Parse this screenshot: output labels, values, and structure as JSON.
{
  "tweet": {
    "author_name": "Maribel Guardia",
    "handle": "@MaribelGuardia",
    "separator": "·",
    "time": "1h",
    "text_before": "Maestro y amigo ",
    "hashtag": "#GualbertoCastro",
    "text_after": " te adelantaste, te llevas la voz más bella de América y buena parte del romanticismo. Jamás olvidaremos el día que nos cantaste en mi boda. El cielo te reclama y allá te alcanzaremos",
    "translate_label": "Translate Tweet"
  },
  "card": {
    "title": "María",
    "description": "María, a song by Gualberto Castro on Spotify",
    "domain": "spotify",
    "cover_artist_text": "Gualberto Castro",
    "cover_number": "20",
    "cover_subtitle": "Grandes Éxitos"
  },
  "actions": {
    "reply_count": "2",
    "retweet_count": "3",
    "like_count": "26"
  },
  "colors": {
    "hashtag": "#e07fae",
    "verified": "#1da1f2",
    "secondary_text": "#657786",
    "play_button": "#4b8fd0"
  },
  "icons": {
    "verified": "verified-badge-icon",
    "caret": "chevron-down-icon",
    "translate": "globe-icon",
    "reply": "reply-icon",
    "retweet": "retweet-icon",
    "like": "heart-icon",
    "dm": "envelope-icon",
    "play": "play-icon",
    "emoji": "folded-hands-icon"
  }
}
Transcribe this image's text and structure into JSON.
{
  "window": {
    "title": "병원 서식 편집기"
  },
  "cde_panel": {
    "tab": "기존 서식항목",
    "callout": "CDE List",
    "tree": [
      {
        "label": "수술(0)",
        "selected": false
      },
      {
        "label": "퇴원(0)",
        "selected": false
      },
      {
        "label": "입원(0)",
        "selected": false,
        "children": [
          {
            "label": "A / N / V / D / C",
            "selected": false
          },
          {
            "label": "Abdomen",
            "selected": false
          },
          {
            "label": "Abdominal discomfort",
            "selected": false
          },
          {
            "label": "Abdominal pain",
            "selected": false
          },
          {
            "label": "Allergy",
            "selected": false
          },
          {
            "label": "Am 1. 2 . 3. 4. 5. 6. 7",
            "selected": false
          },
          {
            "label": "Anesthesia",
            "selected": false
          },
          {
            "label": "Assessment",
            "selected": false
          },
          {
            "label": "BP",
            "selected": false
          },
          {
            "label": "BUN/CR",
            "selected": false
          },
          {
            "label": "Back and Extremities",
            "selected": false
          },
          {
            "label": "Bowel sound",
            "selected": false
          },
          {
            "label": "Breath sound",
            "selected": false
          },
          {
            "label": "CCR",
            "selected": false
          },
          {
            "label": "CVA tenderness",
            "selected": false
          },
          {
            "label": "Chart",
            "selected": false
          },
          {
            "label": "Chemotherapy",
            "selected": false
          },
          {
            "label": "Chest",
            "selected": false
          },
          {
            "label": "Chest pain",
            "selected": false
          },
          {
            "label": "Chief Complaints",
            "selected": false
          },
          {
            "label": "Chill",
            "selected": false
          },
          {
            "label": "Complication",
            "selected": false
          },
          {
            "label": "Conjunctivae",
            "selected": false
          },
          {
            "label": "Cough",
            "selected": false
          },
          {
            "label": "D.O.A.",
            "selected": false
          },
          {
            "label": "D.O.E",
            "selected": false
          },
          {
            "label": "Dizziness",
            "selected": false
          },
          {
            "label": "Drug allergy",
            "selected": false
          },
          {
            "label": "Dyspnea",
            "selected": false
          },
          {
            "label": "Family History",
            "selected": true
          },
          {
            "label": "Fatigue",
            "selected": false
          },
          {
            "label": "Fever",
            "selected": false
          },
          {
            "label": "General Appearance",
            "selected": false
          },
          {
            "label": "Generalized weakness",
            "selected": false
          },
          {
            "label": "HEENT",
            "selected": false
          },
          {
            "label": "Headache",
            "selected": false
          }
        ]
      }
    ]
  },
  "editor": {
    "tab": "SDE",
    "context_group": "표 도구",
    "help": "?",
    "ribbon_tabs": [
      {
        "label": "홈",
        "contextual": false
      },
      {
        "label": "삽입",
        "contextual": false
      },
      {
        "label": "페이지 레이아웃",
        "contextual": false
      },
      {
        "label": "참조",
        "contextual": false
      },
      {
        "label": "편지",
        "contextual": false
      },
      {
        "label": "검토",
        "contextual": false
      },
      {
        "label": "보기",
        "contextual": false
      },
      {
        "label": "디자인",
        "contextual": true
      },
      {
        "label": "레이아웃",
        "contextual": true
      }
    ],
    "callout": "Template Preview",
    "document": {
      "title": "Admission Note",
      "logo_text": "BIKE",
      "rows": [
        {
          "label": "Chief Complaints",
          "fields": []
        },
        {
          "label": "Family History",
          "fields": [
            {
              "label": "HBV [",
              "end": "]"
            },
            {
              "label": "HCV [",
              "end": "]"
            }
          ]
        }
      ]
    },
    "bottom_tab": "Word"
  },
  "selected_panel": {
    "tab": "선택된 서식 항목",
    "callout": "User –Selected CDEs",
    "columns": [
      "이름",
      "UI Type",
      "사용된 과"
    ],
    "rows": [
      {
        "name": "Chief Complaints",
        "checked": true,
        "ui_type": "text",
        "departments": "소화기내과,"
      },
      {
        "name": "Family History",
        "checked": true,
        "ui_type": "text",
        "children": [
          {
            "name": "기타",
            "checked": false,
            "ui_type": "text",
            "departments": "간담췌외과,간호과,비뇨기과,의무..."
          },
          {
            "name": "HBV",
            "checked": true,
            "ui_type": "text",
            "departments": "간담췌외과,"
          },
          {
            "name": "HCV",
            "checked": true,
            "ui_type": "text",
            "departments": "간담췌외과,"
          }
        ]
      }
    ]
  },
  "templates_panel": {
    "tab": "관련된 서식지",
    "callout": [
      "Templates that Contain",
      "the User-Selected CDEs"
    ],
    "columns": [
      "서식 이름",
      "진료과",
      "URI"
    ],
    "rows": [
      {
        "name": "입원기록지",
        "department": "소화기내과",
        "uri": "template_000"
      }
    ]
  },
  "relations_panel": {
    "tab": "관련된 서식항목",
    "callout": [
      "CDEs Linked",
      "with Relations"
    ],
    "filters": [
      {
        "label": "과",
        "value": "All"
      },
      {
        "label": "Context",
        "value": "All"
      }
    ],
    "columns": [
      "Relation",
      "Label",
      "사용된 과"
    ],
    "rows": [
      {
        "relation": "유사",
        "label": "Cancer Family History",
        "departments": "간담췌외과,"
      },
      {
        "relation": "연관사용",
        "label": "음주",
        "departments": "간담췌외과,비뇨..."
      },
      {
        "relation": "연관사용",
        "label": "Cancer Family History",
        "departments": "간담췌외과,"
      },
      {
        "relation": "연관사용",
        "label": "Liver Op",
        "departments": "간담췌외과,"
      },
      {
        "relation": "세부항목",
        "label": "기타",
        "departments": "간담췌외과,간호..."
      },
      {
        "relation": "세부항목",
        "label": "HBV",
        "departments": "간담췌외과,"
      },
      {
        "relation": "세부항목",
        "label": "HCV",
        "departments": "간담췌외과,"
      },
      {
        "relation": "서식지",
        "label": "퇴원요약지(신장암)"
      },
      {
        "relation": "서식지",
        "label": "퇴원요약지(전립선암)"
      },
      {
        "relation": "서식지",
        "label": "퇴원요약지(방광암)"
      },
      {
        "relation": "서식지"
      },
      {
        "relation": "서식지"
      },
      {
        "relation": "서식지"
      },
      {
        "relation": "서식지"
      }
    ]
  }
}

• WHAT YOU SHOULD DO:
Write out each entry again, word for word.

• EXERCISE RESULT:
Parse this screenshot: output labels, values, and structure as JSON.
{
  "tweet": {
    "author_name": "Maribel Guardia",
    "handle": "@MaribelGuardia",
    "separator": "·",
    "time": "1h",
    "text_before": "Maestro y amigo ",
    "hashtag": "#GualbertoCastro",
    "text_after": " te adelantaste, te llevas la voz más bella de América y buena parte del romanticismo. Jamás olvidaremos el día que nos cantaste en mi boda. El cielo te reclama y allá te alcanzaremos",
    "translate_label": "Translate Tweet"
  },
  "card": {
    "title": "María",
    "description": "María, a song by Gualberto Castro on Spotify",
    "domain": "spotify",
    "cover_artist_text": "Gualberto Castro",
    "cover_number": "20",
    "cover_subtitle": "Grandes Éxitos"
  },
  "actions": {
    "reply_count": "2",
    "retweet_count": "3",
    "like_count": "26"
  },
  "colors": {
    "hashtag": "#e07fae",
    "verified": "#1da1f2",
    "secondary_text": "#657786",
    "play_button": "#4b8fd0"
  },
  "icons": {
    "verified": "verified-badge-icon",
    "caret": "chevron-down-icon",
    "translate": "globe-icon",
    "reply": "reply-icon",
    "retweet": "retweet-icon",
    "like": "heart-icon",
    "dm": "envelope-icon",
    "play": "play-icon",
    "emoji": "folded-hands-icon"
  }
}
Transcribe this image's text and structure into JSON.
{
  "window": {
    "title": "병원 서식 편집기"
  },
  "cde_panel": {
    "tab": "기존 서식항목",
    "callout": "CDE List",
    "tree": [
      {
        "label": "수술(0)",
        "selected": false
      },
      {
        "label": "퇴원(0)",
        "selected": false
      },
      {
        "label": "입원(0)",
        "selected": false,
        "children": [
          {
            "label": "A / N / V / D / C",
            "selected": false
          },
          {
            "label": "Abdomen",
            "selected": false
          },
          {
            "label": "Abdominal discomfort",
            "selected": false
          },
          {
            "label": "Abdominal pain",
            "selected": false
          },
          {
            "label": "Allergy",
            "selected": false
          },
          {
            "label": "Am 1. 2 . 3. 4. 5. 6. 7",
            "selected": false
          },
          {
            "label": "Anesthesia",
            "selected": false
          },
          {
            "label": "Assessment",
            "selected": false
          },
          {
            "label": "BP",
            "selected": false
          },
          {
            "label": "BUN/CR",
            "selected": false
          },
          {
            "label": "Back and Extremities",
            "selected": false
          },
          {
            "label": "Bowel sound",
            "selected": false
          },
          {
            "label": "Breath sound",
            "selected": false
          },
          {
            "label": "CCR",
            "selected": false
          },
          {
            "label": "CVA tenderness",
            "selected": false
          },
          {
            "label": "Chart",
            "selected": false
          },
          {
            "label": "Chemotherapy",
            "selected": false
          },
          {
            "label": "Chest",
            "selected": false
          },
          {
            "label": "Chest pain",
            "selected": false
          },
          {
            "label": "Chief Complaints",
            "selected": false
          },
          {
            "label": "Chill",
            "selected": false
          },
          {
            "label": "Complication",
            "selected": false
          },
          {
            "label": "Conjunctivae",
            "selected": false
          },
          {
            "label": "Cough",
            "selected": false
          },
          {
            "label": "D.O.A.",
            "selected": false
          },
          {
            "label": "D.O.E",
            "selected": false
          },
          {
            "label": "Dizziness",
            "selected": false
          },
          {
            "label": "Drug allergy",
            "selected": false
          },
          {
            "label": "Dyspnea",
            "selected": false
          },
          {
            "label": "Family History",
            "selected": true
          },
          {
            "label": "Fatigue",
            "selected": false
          },
          {
            "label": "Fever",
            "selected": false
          },
          {
            "label": "General Appearance",
            "selected": false
          },
          {
            "label": "Generalized weakness",
            "selected": false
          },
          {
            "label": "HEENT",
            "selected": false
          },
          {
            "label": "Headache",
            "selected": false
          }
        ]
      }
    ]
  },
  "editor": {
    "tab": "SDE",
    "context_group": "표 도구",
    "help": "?",
    "ribbon_tabs": [
      {
        "label": "홈",
        "contextual": false
      },
      {
        "label": "삽입",
        "contextual": false
      },
      {
        "label": "페이지 레이아웃",
        "contextual": false
      },
      {
        "label": "참조",
        "contextual": false
      },
      {
        "label": "편지",
        "contextual": false
      },
      {
        "label": "검토",
        "contextual": false
      },
      {
        "label": "보기",
        "contextual": false
      },
      {
        "label": "디자인",
        "contextual": true
      },
      {
        "label": "레이아웃",
        "contextual": true
      }
    ],
    "callout": "Template Preview",
    "document": {
      "title": "Admission Note",
      "logo_text": "BIKE",
      "rows": [
        {
          "label": "Chief Complaints",
          "fields": []
        },
        {
          "label": "Family History",
          "fields": [
            {
              "label": "HBV [",
              "end": "]"
            },
            {
              "label": "HCV [",
              "end": "]"
            }
          ]
        }
      ]
    },
    "bottom_tab": "Word"
  },
  "selected_panel": {
    "tab": "선택된 서식 항목",
    "callout": "User –Selected CDEs",
    "columns": [
      "이름",
      "UI Type",
      "사용된 과"
    ],
    "rows": [
      {
        "name": "Chief Complaints",
        "checked": true,
        "ui_type": "text",
        "departments": "소화기내과,"
      },
      {
        "name": "Family History",
        "checked": true,
        "ui_type": "text",
        "children": [
          {
            "name": "기타",
            "checked": false,
            "ui_type": "text",
            "departments": "간담췌외과,간호과,비뇨기과,의무..."
          },
          {
            "name": "HBV",
            "checked": true,
            "ui_type": "text",
            "departments": "간담췌외과,"
          },
          {
            "name": "HCV",
            "checked": true,
            "ui_type": "text",
            "departments": "간담췌외과,"
          }
        ]
      }
    ]
  },
  "templates_panel": {
    "tab": "관련된 서식지",
    "callout": [
      "Templates that Contain",
      "the User-Selected CDEs"
    ],
    "columns": [
      "서식 이름",
      "진료과",
      "URI"
    ],
    "rows": [
      {
        "name": "입원기록지",
        "department": "소화기내과",
        "uri": "template_000"
      }
    ]
  },
  "relations_panel": {
    "tab": "관련된 서식항목",
    "callout": [
      "CDEs Linked",
      "with Relations"
    ],
    "filters": [
      {
        "label": "과",
        "value": "All"
      },
      {
        "label": "Context",
        "value": "All"
      }
    ],
    "columns": [
      "Relation",
      "Label",
      "사용된 과"
    ],
    "rows": [
      {
        "relation": "유사",
        "label": "Cancer Family History",
        "departments": "간담췌외과,"
      },
      {
        "relation": "연관사용",
        "label": "음주",
        "departments": "간담췌외과,비뇨..."
      },
      {
        "relation": "연관사용",
        "label": "Cancer Family History",
        "departments": "간담췌외과,"
      },
      {
        "relation": "연관사용",
        "label": "Liver Op",
        "departments": "간담췌외과,"
      },
      {
        "relation": "세부항목",
        "label": "기타",
        "departments": "간담췌외과,간호..."
      },
      {
        "relation": "세부항목",
        "label": "HBV",
        "departments": "간담췌외과,"
      },
      {
        "relation": "세부항목",
        "label": "HCV",
        "departments": "간담췌외과,"
      },
      {
        "relation": "서식지",
        "label": "퇴원요약지(신장암)"
      },
      {
        "relation": "서식지",
        "label": "퇴원요약지(전립선암)"
      },
      {
        "relation": "서식지",
        "label": "퇴원요약지(방광암)"
      },
      {
        "relation": "서식지"
      },
      {
        "relation": "서식지"
      },
      {
        "relation": "서식지"
      },
      {
        "relation": "서식지"
      }
    ]
  }
}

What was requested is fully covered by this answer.